Butter: butter is made from cream or milk which is churned with some salt and water until the yellow paste which can be nearly impossible to spread is produced (extra salt can also added for taste). Due to its low calcium levels and high fat percentage (a whopping 80%), it is not considered as a dairy product. It contains almost no protein and carbohydrate, and is very high in saturated fat, which when consumed in excessive amounts, can elevate LDL (bad) cholesterol levels which increases the risk of cardiovascular disease. Butter should be avoided by those with high cholesterol, and overall usage should be limited. It is a source of fat soluble vitamins, although the amount of these does vary by season. For baking purposes, unsalted butter is the best option to use.
Butter blends: for those who would like a butter alternative but do not want to use margarine, this is the next best option. These are usually a butter or milk fat which is blended with vegetable oils to produce an easier to spread product with a different fat ratio. As butter blends usually contain additional water and unsaturated oils, they contain less saturated fat than butter, and have added vitamins. Choosing a salt reduced variety is best, and looking at the label for the lowest saturated fat is a good idea if you have high cholesterol. Some products do go through additional modification processes, so although they contain the same ingredients as butter, they are a more user-friendly, spreadable version.

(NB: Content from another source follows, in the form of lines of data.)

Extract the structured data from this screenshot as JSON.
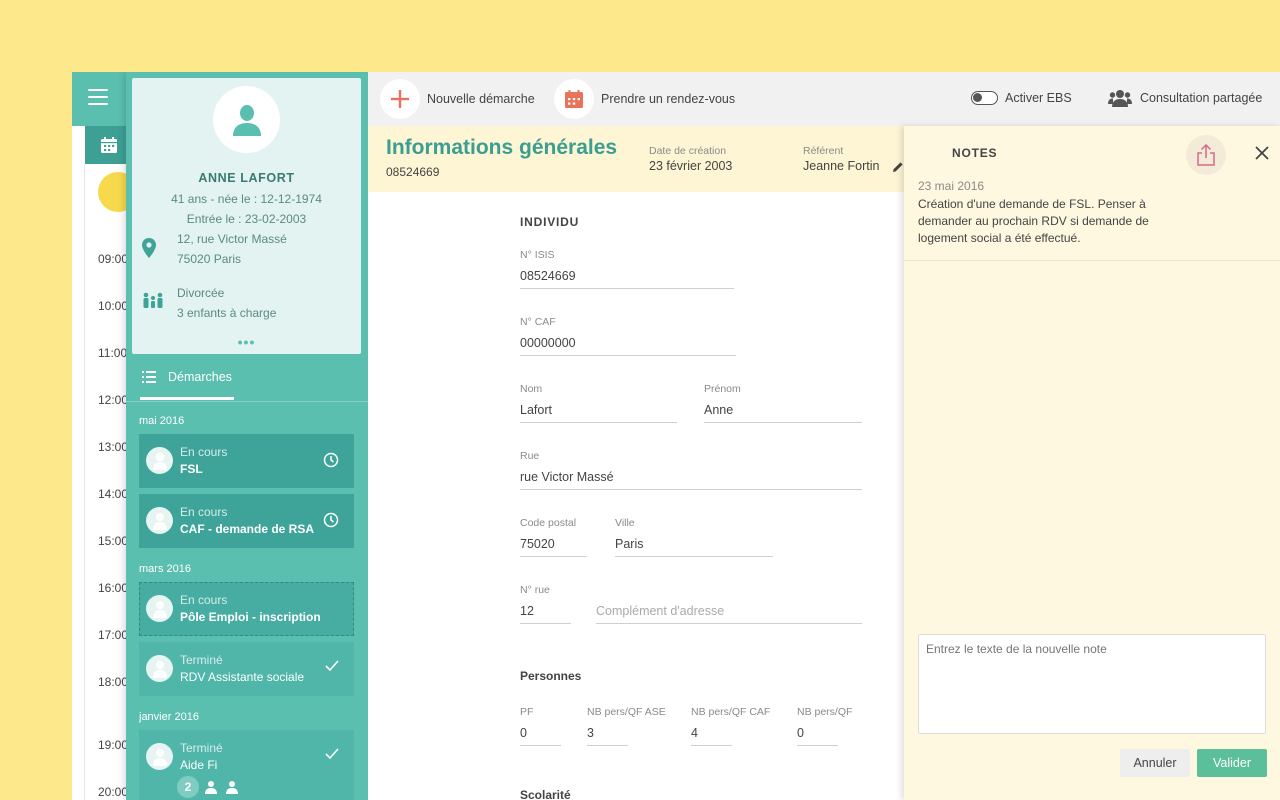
{
  "rail": {
    "hours": [
      "09:00",
      "10:00",
      "11:00",
      "12:00",
      "13:00",
      "14:00",
      "15:00",
      "16:00",
      "17:00",
      "18:00",
      "19:00",
      "20:00"
    ]
  },
  "profile": {
    "name": "ANNE LAFORT",
    "age": "41 ans - née le : 12-12-1974",
    "entry": "Entrée le : 23-02-2003",
    "address_line1": "12, rue Victor Massé",
    "address_line2": "75020 Paris",
    "family_line1": "Divorcée",
    "family_line2": "3 enfants à charge",
    "more": "•••"
  },
  "demarches": {
    "tab_label": "Démarches",
    "groups": [
      {
        "label": "mai 2016",
        "items": [
          {
            "status": "En cours",
            "title": "FSL",
            "icon": "clock-icon"
          },
          {
            "status": "En cours",
            "title": "CAF - demande de RSA",
            "icon": "clock-icon"
          }
        ]
      },
      {
        "label": "mars 2016",
        "items": [
          {
            "status": "En cours",
            "title": "Pôle Emploi - inscription"
          },
          {
            "status": "Terminé",
            "title": "RDV Assistante sociale",
            "icon": "check-icon"
          }
        ]
      },
      {
        "label": "janvier 2016",
        "items": [
          {
            "status": "Terminé",
            "title": "Aide Fi",
            "icon": "check-icon",
            "participants_count": "2"
          }
        ]
      }
    ]
  },
  "toolbar": {
    "new_label": "Nouvelle démarche",
    "appointment_label": "Prendre un rendez-vous",
    "ebs_label": "Activer EBS",
    "shared_label": "Consultation partagée"
  },
  "info": {
    "title": "Informations générales",
    "number": "08524669",
    "created_label": "Date de création",
    "created_value": "23 février 2003",
    "referent_label": "Référent",
    "referent_value": "Jeanne Fortin"
  },
  "form": {
    "section_individu": "INDIVIDU",
    "isis_label": "N° ISIS",
    "isis_value": "08524669",
    "caf_label": "N° CAF",
    "caf_value": "00000000",
    "nom_label": "Nom",
    "nom_value": "Lafort",
    "prenom_label": "Prénom",
    "prenom_value": "Anne",
    "rue_label": "Rue",
    "rue_value": "rue Victor Massé",
    "cp_label": "Code postal",
    "cp_value": "75020",
    "ville_label": "Ville",
    "ville_value": "Paris",
    "nrue_label": "N° rue",
    "nrue_value": "12",
    "complement_placeholder": "Complément d'adresse",
    "section_personnes": "Personnes",
    "pf_label": "PF",
    "pf_value": "0",
    "ase_label": "NB pers/QF ASE",
    "ase_value": "3",
    "cafqf_label": "NB pers/QF CAF",
    "cafqf_value": "4",
    "qf_label": "NB pers/QF",
    "qf_value": "0",
    "section_scolarite": "Scolarité"
  },
  "notes": {
    "title": "NOTES",
    "date": "23 mai 2016",
    "text": "Création d'une demande de FSL. Penser à demander au prochain RDV si demande de logement social a été effectué.",
    "input_placeholder": "Entrez le texte de la nouvelle note",
    "cancel_label": "Annuler",
    "validate_label": "Valider"
  },
  "colors": {
    "teal": "#5bbfb0",
    "teal_dark": "#3ea398",
    "yellow_bg": "#fde98b",
    "notes_bg": "#fdf8df",
    "accent_red": "#e8735a",
    "validate_green": "#5bbf9a"
  }
}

Margarine: margarine is made from a combination of mono and polyunsaturated fats combined with other ingredients to make a plant-based spread which behaves like butter, but does not taste quite the same. It has been around since 1869! The fats in the margarine favour increasing HDL (good) cholesterol, and potentially reduce the risk of cardiovascular disease. The myth about margarine being one molecule off being plastic is very much untrue, as margarine is made from vegetable oils, and plastic is made from polymers of ethylene molecules, which differ in their chemical structure, and a small change in this will not turn marg into plastic. Some margarines contain milk, but otherwise they are a combination of vegetable oil, water, salt, colouring, vitamins, and some emulsifiers to prevent separation.

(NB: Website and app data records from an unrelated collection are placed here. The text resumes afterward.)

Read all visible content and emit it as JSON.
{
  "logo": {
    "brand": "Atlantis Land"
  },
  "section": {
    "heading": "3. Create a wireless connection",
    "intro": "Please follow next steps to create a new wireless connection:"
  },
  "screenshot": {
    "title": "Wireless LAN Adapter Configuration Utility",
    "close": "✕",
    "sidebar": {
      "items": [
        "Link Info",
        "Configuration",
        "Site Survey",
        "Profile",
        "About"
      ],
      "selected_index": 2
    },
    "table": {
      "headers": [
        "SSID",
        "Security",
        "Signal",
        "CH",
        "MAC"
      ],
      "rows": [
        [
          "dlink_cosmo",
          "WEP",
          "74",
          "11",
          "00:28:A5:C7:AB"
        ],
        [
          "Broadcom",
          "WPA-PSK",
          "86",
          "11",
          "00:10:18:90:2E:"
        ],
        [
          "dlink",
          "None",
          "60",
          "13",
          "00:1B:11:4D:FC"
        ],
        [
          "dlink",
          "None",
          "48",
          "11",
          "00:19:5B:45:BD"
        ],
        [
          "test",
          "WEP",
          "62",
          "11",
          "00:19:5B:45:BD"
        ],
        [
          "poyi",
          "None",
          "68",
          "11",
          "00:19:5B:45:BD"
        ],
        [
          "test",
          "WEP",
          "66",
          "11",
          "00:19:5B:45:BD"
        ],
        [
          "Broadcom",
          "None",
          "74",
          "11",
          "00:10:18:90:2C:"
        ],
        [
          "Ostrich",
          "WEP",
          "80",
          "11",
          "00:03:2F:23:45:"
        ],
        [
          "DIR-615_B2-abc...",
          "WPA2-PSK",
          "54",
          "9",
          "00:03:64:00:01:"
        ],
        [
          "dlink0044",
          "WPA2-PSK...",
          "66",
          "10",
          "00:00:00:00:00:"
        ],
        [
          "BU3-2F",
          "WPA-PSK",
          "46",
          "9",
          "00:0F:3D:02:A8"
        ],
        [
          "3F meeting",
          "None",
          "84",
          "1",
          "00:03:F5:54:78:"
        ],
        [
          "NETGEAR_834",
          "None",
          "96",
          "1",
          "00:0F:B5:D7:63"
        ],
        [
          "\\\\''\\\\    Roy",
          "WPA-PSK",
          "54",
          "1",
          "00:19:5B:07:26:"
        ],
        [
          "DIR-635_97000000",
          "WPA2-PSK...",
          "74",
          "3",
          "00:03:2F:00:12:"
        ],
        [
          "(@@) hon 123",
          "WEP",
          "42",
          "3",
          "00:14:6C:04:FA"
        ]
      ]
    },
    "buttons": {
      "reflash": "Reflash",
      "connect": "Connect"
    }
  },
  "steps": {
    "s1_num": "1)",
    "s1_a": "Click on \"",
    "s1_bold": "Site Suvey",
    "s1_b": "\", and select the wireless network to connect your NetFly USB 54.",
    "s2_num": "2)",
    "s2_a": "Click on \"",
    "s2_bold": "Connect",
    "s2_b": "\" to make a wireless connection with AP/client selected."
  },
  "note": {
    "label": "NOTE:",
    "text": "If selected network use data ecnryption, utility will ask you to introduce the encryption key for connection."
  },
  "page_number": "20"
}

Cholesterol lowering spreads: these are plant based spreads which contain plant sterols, which are similar to cholesterol. These sterols block the body’s ability to absorb some cholesterol, that in turn reduces blood cholesterol levels. You need to consume 2-3g of plant sterols per day, or 1-1.5 tablespoons of margarine to have a cholesterol lowering effect (can lower levels by 10%). Consuming additional amounts will not have any added benefit.
The bottom line?
For those with high cholesterol, butter and dairy blends are best to be avoided, and choosing a cholesterol lowering spread is best. Choice of product can come down to how often you use it.
Always choose a reduced salt variety.
Choosing products with less than 1% trans fat. This is a harmful fat that our body is unable to process.
For more information, book a consult with one of our dietitians for personalised advice.